=== What to do ===
Could you output the entries that follow exactly, omitting any pictures they contain?

=== Data supplied ===

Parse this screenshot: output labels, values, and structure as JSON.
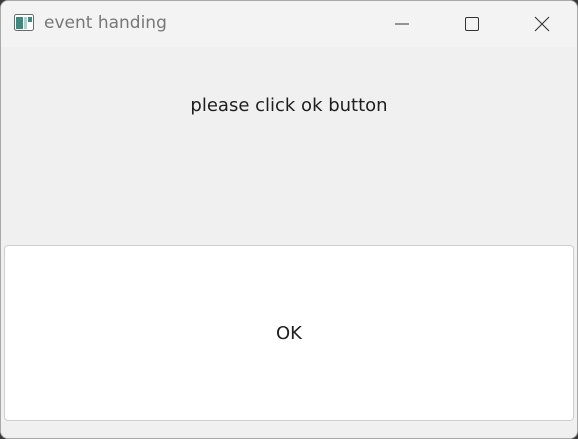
{
  "window": {
    "title": "event handing",
    "icon": "app-window-icon"
  },
  "controls": {
    "minimize": "minimize-icon",
    "maximize": "maximize-icon",
    "close": "close-icon"
  },
  "main": {
    "message": "please click ok button",
    "ok_label": "OK"
  },
  "colors": {
    "window_bg": "#f0f0f0",
    "titlebar_bg": "#f3f3f3",
    "title_text": "#777777",
    "body_text": "#1e1e1e",
    "button_bg": "#ffffff",
    "button_border": "#cfcfcf",
    "icon_accent": "#3b8b82"
  }
}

=== Completed exercise ===
Parse this screenshot: output labels, values, and structure as JSON.
{
  "window": {
    "title": "event handing",
    "icon": "app-window-icon"
  },
  "controls": {
    "minimize": "minimize-icon",
    "maximize": "maximize-icon",
    "close": "close-icon"
  },
  "main": {
    "message": "please click ok button",
    "ok_label": "OK"
  },
  "colors": {
    "window_bg": "#f0f0f0",
    "titlebar_bg": "#f3f3f3",
    "title_text": "#777777",
    "body_text": "#1e1e1e",
    "button_bg": "#ffffff",
    "button_border": "#cfcfcf",
    "icon_accent": "#3b8b82"
  }
}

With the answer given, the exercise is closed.